If you’ve ever used a skincare product that promises lighter skin, skin bleaching, reduced dark spots, tan removal and the like, you’re probably already familiar with hydroquinone. People suffering from skin conditions such as melasma and chloasma are often prescribed a hydroquinone topical. Hydroquinone is a popular and go-to ingredient for anything to do with skin lightening. Perhaps, it’s time to learn all about this compound and what it’s doing to your skin.
So, what exactly is hydroquinone?
Hydroquinone is a compound – sometimes referred to as HQ – that naturally occurs in small quantities in fruits, beer, coffee and many other things in nature.
What does it do?
Like we mentioned earlier, Hydroquinone is the go-to ingredient for skin lightening. It’s a potent solution to get rid of uneven dark patches and spots. Basically, hydroquinone is effective on any area on the skin that has a higher concentration of melanin.
Hydroquinone’s main function is to slow down the production of melanin in skin cells. Hydroquinone works by inhibiting the natural occuring enzyme tyrosinase, which is important for the development of skin melanin (pigment) . As long as you continue to use hydroquinone, you will inhibit tyrosinase, and hence pigment, production.
What’s the downside to it?
Many safety concerns surrounding HQ have been raised all around the world including cancer. In fact, it’s strictly regulated in Europe, USA and some parts of Africa and Asia.
- Ochronosis: This is a very rare side-effect of HQ. Use of HQ Ochrosis is a condition that intensifies hyperpigmentation after using hydroquinone. If used in concentrations of 2% or greater can cause a condition known as exogenous ochronosis. This is a reflexive darkeningof the skin — exactly the converse of what you want when using hydroquinone! It is worsened with sun exposure. As such, those with darker skin may wish to take extra precautions in avoiding products with excessive sun exposure when using hydroquinone
- Skin sensitivity: Allergic reaction to hydroquinone is fairly common. It can also cause skin irritation and contact dermatitis.
- Damaged melanocytes: The reaction between hydroquinone and oxygen can kill melanocytes – the cells responsible for melanin production. This leads to uneven skin bleaching, discoloration and so on. Avoid using hydroquinone products after its expiry or when it starts to get a yellowish tint.
- In many cases when you discontinue use of hydroquinone, your skin’s natural supply of tyrosinase will no longer be inhibited and your skin’s natural pigmentation will return.
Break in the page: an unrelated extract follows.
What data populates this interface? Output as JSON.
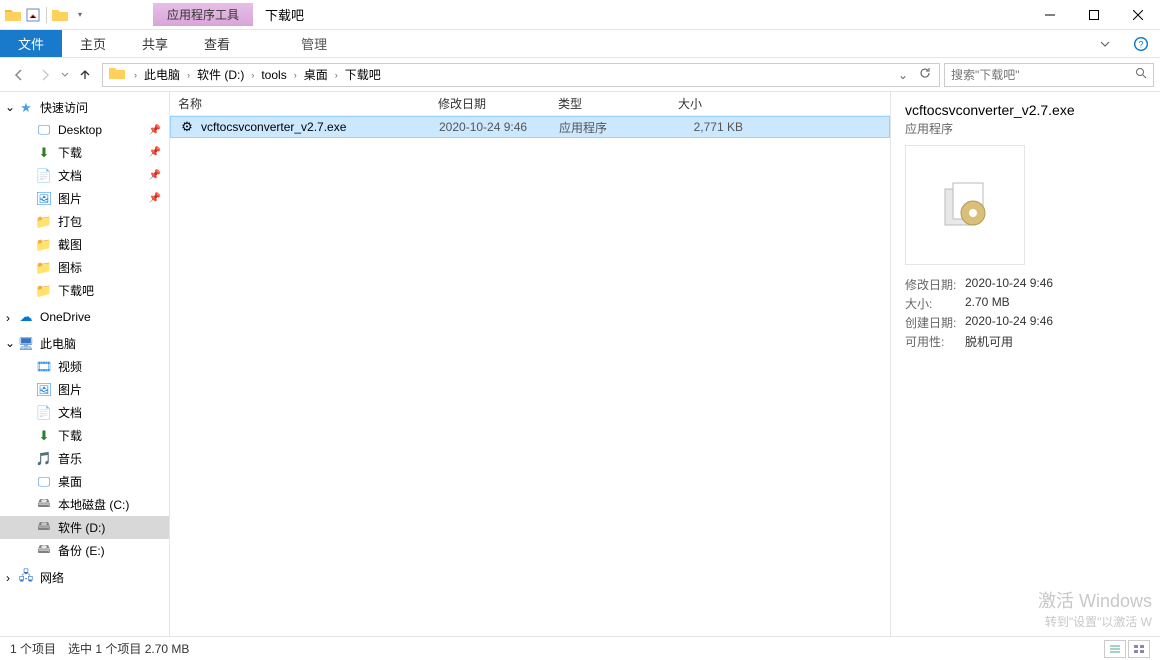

And if it's only a temporary solution, it's better to look for less potent formulations that can be used for a longer period of time without any side effects.
What can I use instead of Hydroquinone?
While there aren’t too many compounds as potent as hydroquinone, there are still quite a few safer options for you to consider. Such as, retinoids, azelaic acid, kojic acid, licorice extract and Vitamin C among others. Some of these can also be used along with HQ to enhance its effectiveness as well as limit your usage, while still getting good results.
In closing, we’d say that for those with serious hyper-pigmentation issue, hydroquinone may not be as dangerous as it’s made to sound, when used prudently. But, make sure you don’t self-medicate. Use this product under the supervision and guidance of your dermatologist.